    During co-treatment of rifampicin containing tuberculosis treatment and lopinavir/ritonavir (4:1) based therapy, additional ritonavir is given to make lopinavir/ritonavir 1:1 ratio
    Other Names:
    • Lopinavir/ritonavir
    • Ritonavir
  • Drug: Lopinavir/ritonavir 4:1
    This is the conventional dosing of LPV/r 4:1 for HIV when TB treatment has not been started or has been stopped
    Other Name: Lopinavir/ritonavir
Experimental: TB/HIV co-infection
Superboosting lopinavir with ritonavir in 1:1 ratio during TB/HIV co-infection and treatment of HIV with lopinavir/ritonavir 4:1
  • Drug: lopinavir with ritonavir in 1:1 ratio
  • Drug: Lopinavir/ritonavir 4:1

*   Includes publications given by the data provider as well as publications identified by ClinicalTrials.gov Identifier (NCT Number) in Medline.
December 2016
December 2016   (Final data collection date for primary outcome measure)

Inclusion Criteria:

  • Documentation of a confirmed diagnosis of HIV-1 infection following SA clinical guidelines
  • Weight >3kg ≤15 kg at enrolment
  • > 42 weeks gestational age
  • On LPV/r-based therapy or about to start a LPV/r-based antiretroviral combination therapy with 2 NRTIs [ABC+3TC or AZT+3TC or d4T+3TC]
  • Clinical diagnosis of TB requiring RIF-based therapy
  • Parent or legal guardian able and willing to provide written informed consent and able to attend study visits.

Exclusion Criteria:

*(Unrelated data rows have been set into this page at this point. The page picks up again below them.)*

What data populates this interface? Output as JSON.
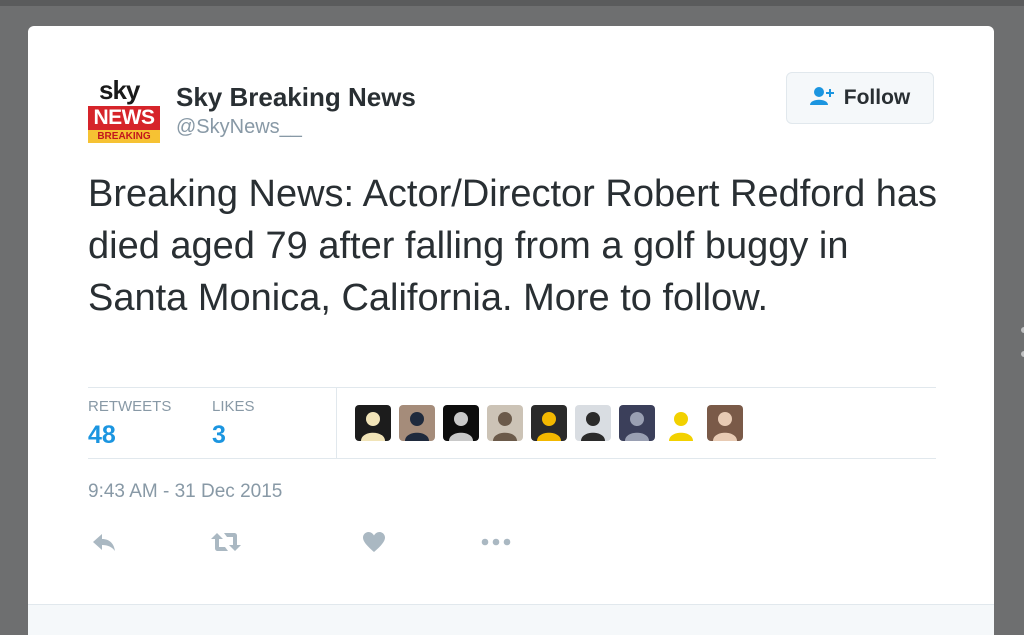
{
  "account": {
    "logo": {
      "line1": "sky",
      "line2": "NEWS",
      "line3": "BREAKING"
    },
    "name": "Sky Breaking News",
    "handle": "@SkyNews__"
  },
  "follow_button": {
    "label": "Follow",
    "icon": "add-user-icon"
  },
  "tweet": {
    "text": "Breaking News: Actor/Director Robert Redford has died aged 79 after falling from a golf buggy in Santa Monica, California. More to follow.",
    "timestamp": "9:43 AM - 31 Dec 2015"
  },
  "stats": {
    "retweets_label": "RETWEETS",
    "retweets": "48",
    "likes_label": "LIKES",
    "likes": "3"
  },
  "avatars": [
    {
      "name": "avatar-1",
      "bg": "#1c1c1c",
      "fg": "#f1e4b8"
    },
    {
      "name": "avatar-2",
      "bg": "#a58c7a",
      "fg": "#1f2a3d"
    },
    {
      "name": "avatar-3",
      "bg": "#0d0d0d",
      "fg": "#c9c9c9"
    },
    {
      "name": "avatar-4",
      "bg": "#ccc3b6",
      "fg": "#6b5a4a"
    },
    {
      "name": "avatar-5",
      "bg": "#2a2a2a",
      "fg": "#f3b800"
    },
    {
      "name": "avatar-6",
      "bg": "#d9dde2",
      "fg": "#2b2b2b"
    },
    {
      "name": "avatar-7",
      "bg": "#3b3f5a",
      "fg": "#9aa0b3"
    },
    {
      "name": "avatar-8",
      "bg": "#ffffff",
      "fg": "#f2d100"
    },
    {
      "name": "avatar-9",
      "bg": "#7a5a48",
      "fg": "#e8cbb4"
    }
  ],
  "actions": [
    {
      "name": "reply-icon"
    },
    {
      "name": "retweet-icon"
    },
    {
      "name": "like-icon"
    },
    {
      "name": "more-icon"
    }
  ],
  "colors": {
    "accent": "#1b95e0",
    "text": "#292f33",
    "muted": "#8899a6",
    "icon": "#aab8c2"
  }
}
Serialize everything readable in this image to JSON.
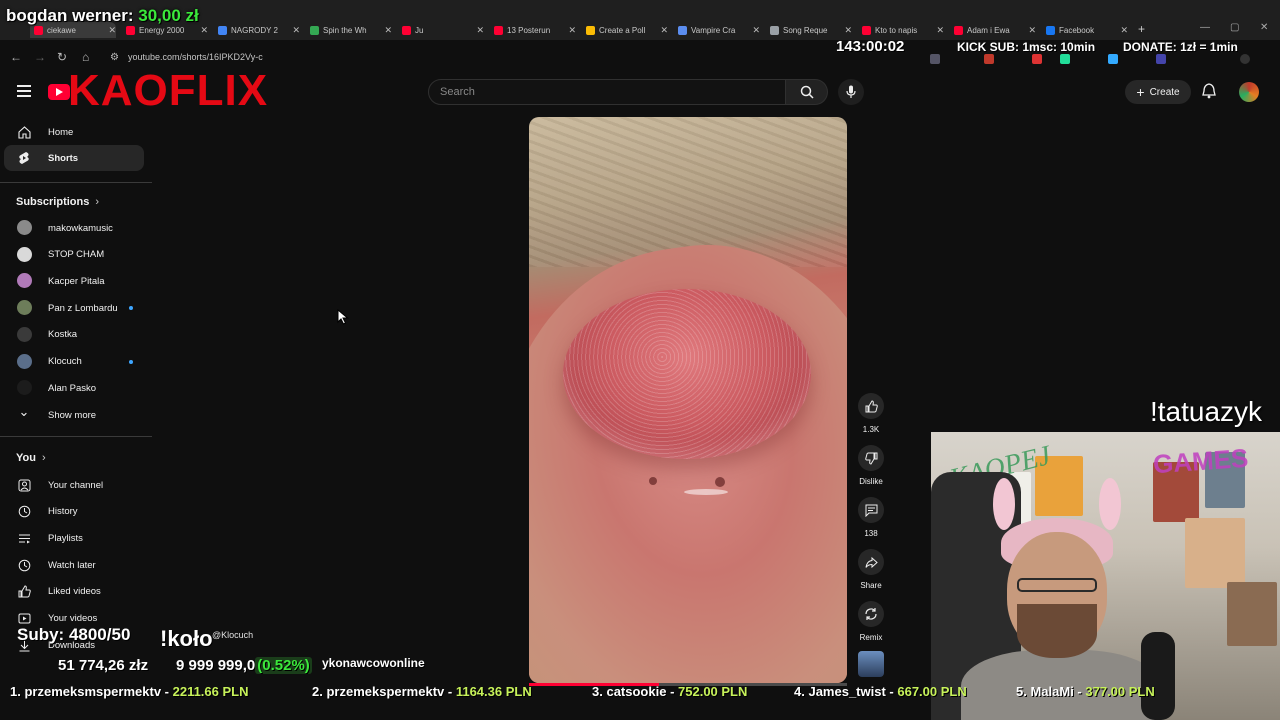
{
  "browser": {
    "tabs": [
      {
        "label": "ciekawe",
        "color": "#ff0033",
        "active": true
      },
      {
        "label": "Energy 2000",
        "color": "#ff0033"
      },
      {
        "label": "NAGRODY 2",
        "color": "#4285f4"
      },
      {
        "label": "Spin the Wh",
        "color": "#34a853"
      },
      {
        "label": "Ju",
        "color": "#ff0033"
      },
      {
        "label": "13 Posterun",
        "color": "#ff0033"
      },
      {
        "label": "Create a Poll",
        "color": "#fbbc05"
      },
      {
        "label": "Vampire Cra",
        "color": "#5b8def"
      },
      {
        "label": "Song Reque",
        "color": "#9aa0a6"
      },
      {
        "label": "Kto to napis",
        "color": "#ff0033"
      },
      {
        "label": "Adam i Ewa",
        "color": "#ff0033"
      },
      {
        "label": "Facebook",
        "color": "#1877f2"
      }
    ],
    "url": "youtube.com/shorts/16IPKD2Vy-c"
  },
  "header": {
    "brand_overlay": "KAOFLIX",
    "search_placeholder": "Search",
    "create_label": "Create"
  },
  "sidebar": {
    "main": [
      {
        "label": "Home",
        "icon": "home-icon"
      },
      {
        "label": "Shorts",
        "icon": "shorts-icon",
        "active": true
      }
    ],
    "subscriptions_heading": "Subscriptions",
    "subscriptions": [
      {
        "label": "makowkamusic",
        "color": "#8a8a8a",
        "live": false
      },
      {
        "label": "STOP CHAM",
        "color": "#d9d9d9",
        "live": false
      },
      {
        "label": "Kacper Pitala",
        "color": "#b07ab8",
        "live": false
      },
      {
        "label": "Pan z Lombardu",
        "color": "#6d7d5a",
        "live": true
      },
      {
        "label": "Kostka",
        "color": "#3a3a3a",
        "live": false
      },
      {
        "label": "Klocuch",
        "color": "#5a6e8a",
        "live": true
      },
      {
        "label": "Alan Pasko",
        "color": "#1c1c1c",
        "live": false
      }
    ],
    "show_more_label": "Show more",
    "you_heading": "You",
    "you_items": [
      {
        "label": "Your channel",
        "icon": "channel-icon"
      },
      {
        "label": "History",
        "icon": "history-icon"
      },
      {
        "label": "Playlists",
        "icon": "playlists-icon"
      },
      {
        "label": "Watch later",
        "icon": "watch-later-icon"
      },
      {
        "label": "Liked videos",
        "icon": "like-icon"
      },
      {
        "label": "Your videos",
        "icon": "your-videos-icon"
      },
      {
        "label": "Downloads",
        "icon": "download-icon"
      }
    ]
  },
  "short": {
    "likes": "1.3K",
    "dislike_label": "Dislike",
    "comments": "138",
    "share_label": "Share",
    "remix_label": "Remix",
    "progress_fraction": 0.41
  },
  "overlay": {
    "donor_name": "bogdan werner:",
    "donor_amount": "30,00 zł",
    "timer": "143:00:02",
    "kick_sub": "KICK SUB: 1msc: 10min",
    "donate_rate": "DONATE: 1zł = 1min",
    "command": "!tatuazyk",
    "subs": "Suby: 4800/50",
    "koto": "!koło",
    "author_handle": "@Klocuch",
    "money": "51 774,26 złz",
    "goal": "9 999 999,0",
    "goal_pct": "(0.52%)",
    "site": "ykonawcowonline",
    "webcam_wall_left": "KAOPEJ",
    "webcam_wall_right": "GAMES",
    "leaderboard": [
      {
        "rank": "1.",
        "name": "przemeksmspermektv",
        "value": "2211.66 PLN"
      },
      {
        "rank": "2.",
        "name": "przemekspermektv",
        "value": "1164.36 PLN"
      },
      {
        "rank": "3.",
        "name": "catsookie",
        "value": "752.00 PLN"
      },
      {
        "rank": "4.",
        "name": "James_twist",
        "value": "667.00 PLN"
      },
      {
        "rank": "5.",
        "name": "MalaMi",
        "value": "377.00 PLN"
      }
    ]
  }
}
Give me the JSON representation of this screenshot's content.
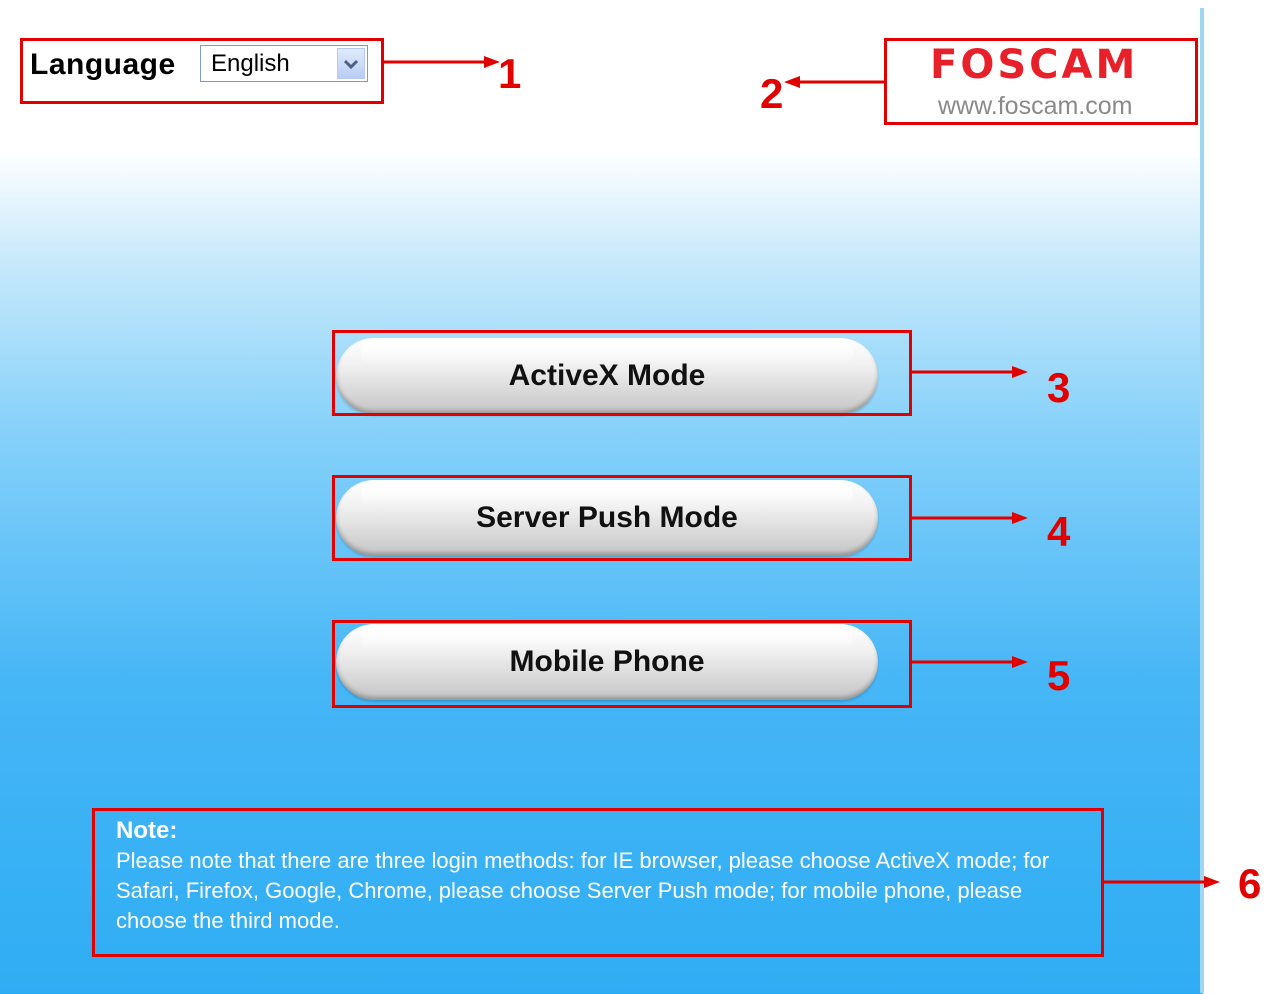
{
  "language": {
    "label": "Language",
    "selected": "English"
  },
  "logo": {
    "brand": "FOSCAM",
    "url": "www.foscam.com"
  },
  "modes": [
    {
      "label": "ActiveX Mode"
    },
    {
      "label": "Server Push Mode"
    },
    {
      "label": "Mobile Phone"
    }
  ],
  "note": {
    "title": "Note:",
    "text": "Please note that there are three login methods: for IE browser, please choose ActiveX mode; for Safari, Firefox, Google, Chrome, please choose Server Push mode; for mobile phone, please choose the third mode."
  },
  "annotations": [
    "1",
    "2",
    "3",
    "4",
    "5",
    "6"
  ],
  "colors": {
    "annotation_red": "#e00000",
    "brand_red": "#e8202a",
    "note_text": "#ffffff"
  }
}
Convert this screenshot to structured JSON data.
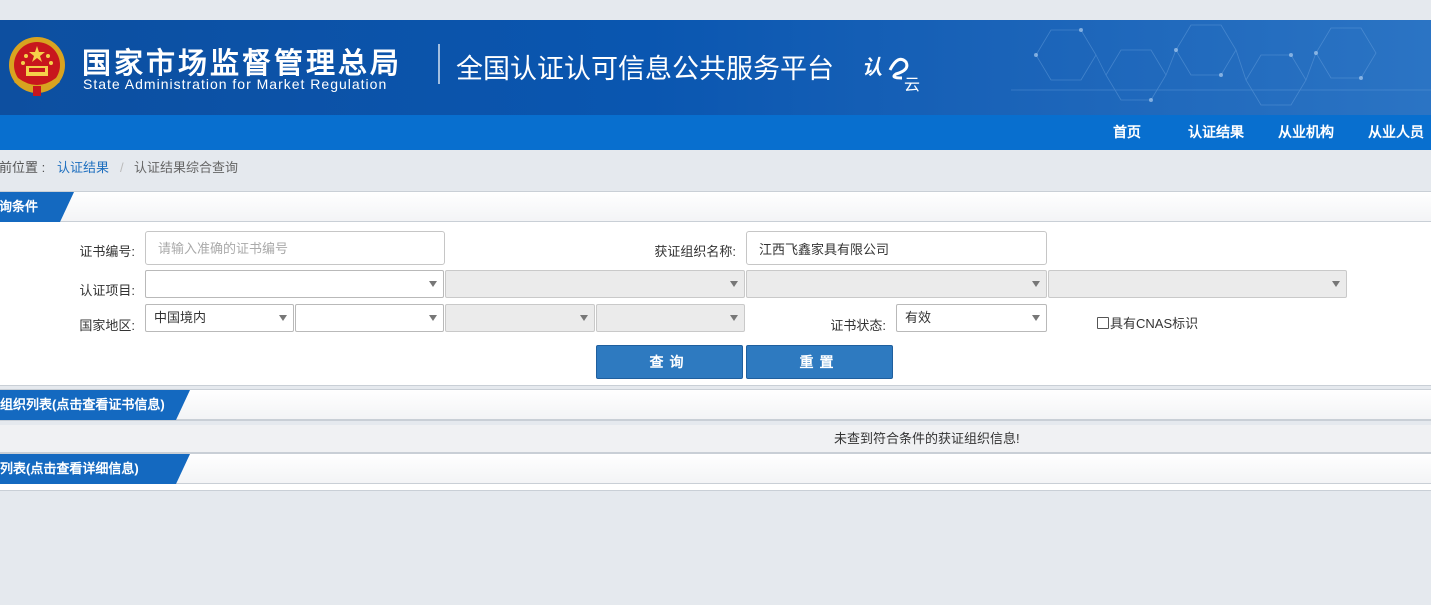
{
  "header": {
    "org_name_cn": "国家市场监督管理总局",
    "org_name_en": "State Administration  for  Market Regulation",
    "platform_title": "全国认证认可信息公共服务平台",
    "logo_text": "认e云"
  },
  "nav": {
    "items": [
      {
        "label": "首页"
      },
      {
        "label": "认证结果"
      },
      {
        "label": "从业机构"
      },
      {
        "label": "从业人员"
      }
    ]
  },
  "breadcrumb": {
    "prefix": "当前位置 :",
    "link": "认证结果",
    "separator": "/",
    "current": "认证结果综合查询"
  },
  "query_panel": {
    "tab_label": "查询条件",
    "cert_no_label": "证书编号:",
    "cert_no_placeholder": "请输入准确的证书编号",
    "cert_no_value": "",
    "org_name_label": "获证组织名称:",
    "org_name_value": "江西飞鑫家具有限公司",
    "project_label": "认证项目:",
    "region_label": "国家地区:",
    "region_value": "中国境内",
    "status_label": "证书状态:",
    "status_value": "有效",
    "cnas_label": "具有CNAS标识",
    "search_button": "查询",
    "reset_button": "重置"
  },
  "org_list": {
    "tab_label": "获证组织列表(点击查看证书信息)",
    "empty_message": "未查到符合条件的获证组织信息!"
  },
  "cert_list": {
    "tab_label": "证书列表(点击查看详细信息)"
  },
  "colors": {
    "banner": "#0d4fa0",
    "nav": "#086fcf",
    "tab": "#1469c0",
    "button": "#2e7ac0",
    "link": "#1e6fbf"
  }
}
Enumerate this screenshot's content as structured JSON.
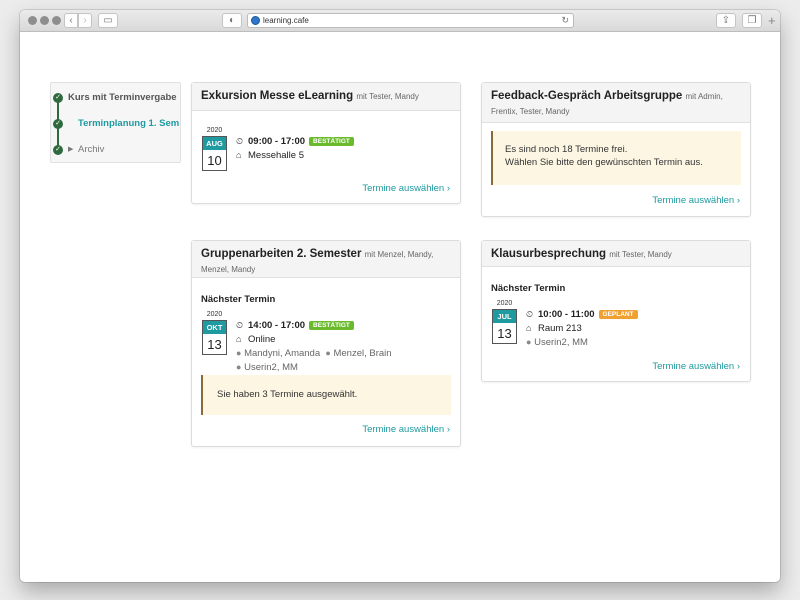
{
  "browser": {
    "url": "learning.cafe"
  },
  "nav": {
    "items": [
      {
        "label": "Kurs mit Terminvergabe"
      },
      {
        "label": "Terminplanung 1. Sem"
      },
      {
        "label": "Archiv"
      }
    ]
  },
  "cards": {
    "exkursion": {
      "title": "Exkursion Messe eLearning",
      "with": "mit Tester, Mandy",
      "year": "2020",
      "month": "AUG",
      "day": "10",
      "time": "09:00 - 17:00",
      "status": "BESTÄTIGT",
      "location": "Messehalle 5",
      "link": "Termine auswählen"
    },
    "feedback": {
      "title": "Feedback-Gespräch Arbeitsgruppe",
      "with": "mit Admin, Frentix, Tester, Mandy",
      "notice_line1": "Es sind noch 18 Termine frei.",
      "notice_line2": "Wählen Sie bitte den gewünschten Termin aus.",
      "link": "Termine auswählen"
    },
    "gruppen": {
      "title": "Gruppenarbeiten 2. Semester",
      "with": "mit Menzel, Mandy, Menzel, Mandy",
      "next_label": "Nächster Termin",
      "year": "2020",
      "month": "OKT",
      "day": "13",
      "time": "14:00 - 17:00",
      "status": "BESTÄTIGT",
      "location": "Online",
      "participants": [
        "Mandyni, Amanda",
        "Menzel, Brain",
        "Userin2, MM"
      ],
      "notice": "Sie haben 3 Termine ausgewählt.",
      "link": "Termine auswählen"
    },
    "klausur": {
      "title": "Klausurbesprechung",
      "with": "mit Tester, Mandy",
      "next_label": "Nächster Termin",
      "year": "2020",
      "month": "JUL",
      "day": "13",
      "time": "10:00 - 11:00",
      "status": "GEPLANT",
      "location": "Raum 213",
      "participants": [
        "Userin2, MM"
      ],
      "link": "Termine auswählen"
    }
  },
  "colors": {
    "accent": "#1e9aa0",
    "confirmed": "#6aba2c",
    "planned": "#f0a030",
    "nav_check": "#2e6a3d"
  },
  "icons": {
    "clock": "clock-icon",
    "home": "home-icon",
    "user": "user-icon",
    "check": "check-icon",
    "chevron": "chevron-right-icon"
  }
}
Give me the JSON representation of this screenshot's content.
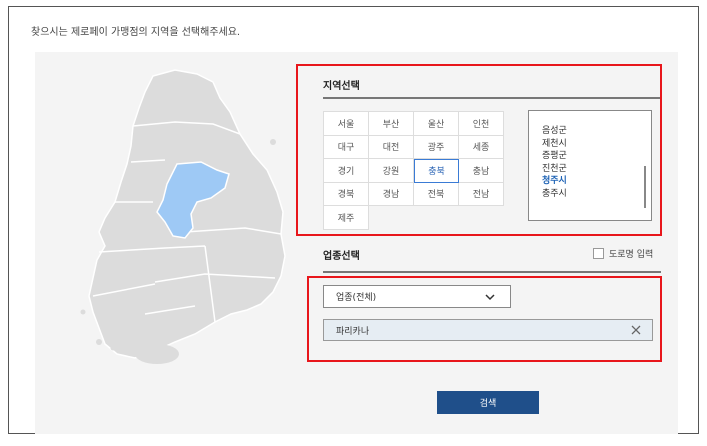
{
  "intro_text": "찾으시는 제로페이 가맹점의 지역을 선택해주세요.",
  "region_section": {
    "title": "지역선택",
    "regions": [
      "서울",
      "부산",
      "울산",
      "인천",
      "대구",
      "대전",
      "광주",
      "세종",
      "경기",
      "강원",
      "충북",
      "충남",
      "경북",
      "경남",
      "전북",
      "전남",
      "제주"
    ],
    "selected_region": "충북"
  },
  "city_list": {
    "items": [
      "음성군",
      "제천시",
      "증평군",
      "진천군",
      "청주시",
      "충주시"
    ],
    "selected": "청주시"
  },
  "business_section": {
    "title": "업종선택",
    "road_name_label": "도로명 입력",
    "category_select": "업종(전체)",
    "keyword_value": "파리카나"
  },
  "search_button": "검색",
  "colors": {
    "highlight_border": "#e8161b",
    "selected_text": "#2a64b5",
    "map_highlight": "#9ec9f5",
    "button_bg": "#1f4f8a"
  }
}
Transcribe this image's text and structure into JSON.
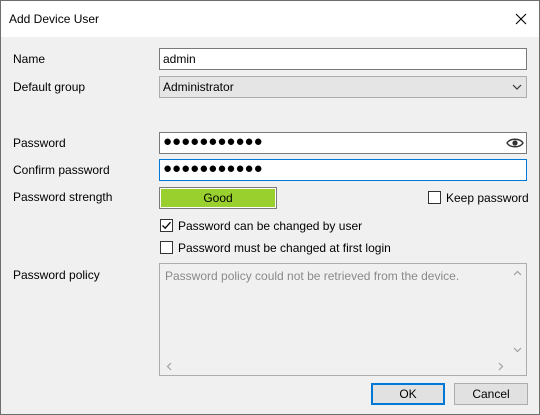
{
  "window": {
    "title": "Add Device User"
  },
  "form": {
    "name_label": "Name",
    "name_value": "admin",
    "group_label": "Default group",
    "group_value": "Administrator",
    "password_label": "Password",
    "password_mask": "●●●●●●●●●●●",
    "confirm_label": "Confirm password",
    "confirm_mask": "●●●●●●●●●●●",
    "strength_label": "Password strength",
    "strength_text": "Good",
    "strength_fraction": 1.0,
    "strength_color": "#99d02e",
    "keep_password_label": "Keep password",
    "keep_password_checked": false,
    "can_change_label": "Password can be changed by user",
    "can_change_checked": true,
    "must_change_label": "Password must be changed at first login",
    "must_change_checked": false,
    "policy_label": "Password policy",
    "policy_text": "Password policy could not be retrieved from the device."
  },
  "buttons": {
    "ok": "OK",
    "cancel": "Cancel"
  },
  "colors": {
    "focus_border": "#0078d7",
    "strength_good": "#99d02e"
  }
}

  • For neonates, less than 42 weeks gestation and 14 days old
  • Concomitant/chronic treatment with potent enzyme-inducing/inhibiting drugs other than those in the study treatments . See Appendix E (minor inducers/inhibitors and drugs used as part of management of the condition are allowed eg. Steroids)
  • Anticipation at the start that anti-TB treatment duration will be longer than 9 months
  • Any other condition/finding that, in the investigator's opinion, would compromise the child's participation in this study eg. alanine transferase (ALT) more than 10 times upper limit of normal (ULN), or chronic renal, hepatic or gastrointestinal disease such as malabsorption.
  • Children with known malignancies and contraindications to taking LPV/r
  • Treatment with experimental drugs for any indication within 30 days prior to study entry; participation in another study may be approved by the study team.
Sexes Eligible for Study: All
Child, Adult, Senior
Contact information is only displayed when the study is recruiting subjects
South Africa
Not Provided
Not Provided
Drugs for Neglected Diseases
Drugs for Neglected Diseases
  • University of Cape Town
  • Medecins Sans Frontieres, Netherlands
  • French Development Agency
  • UBS Optimus Foundation
Principal Investigator: Mark Cotton, Professor University of Stellenbosch
Drugs for Neglected Diseases
May 2017

ICMJE     Data element required by the International Committee of Medical Journal Editors and the World Health Organization ICTRP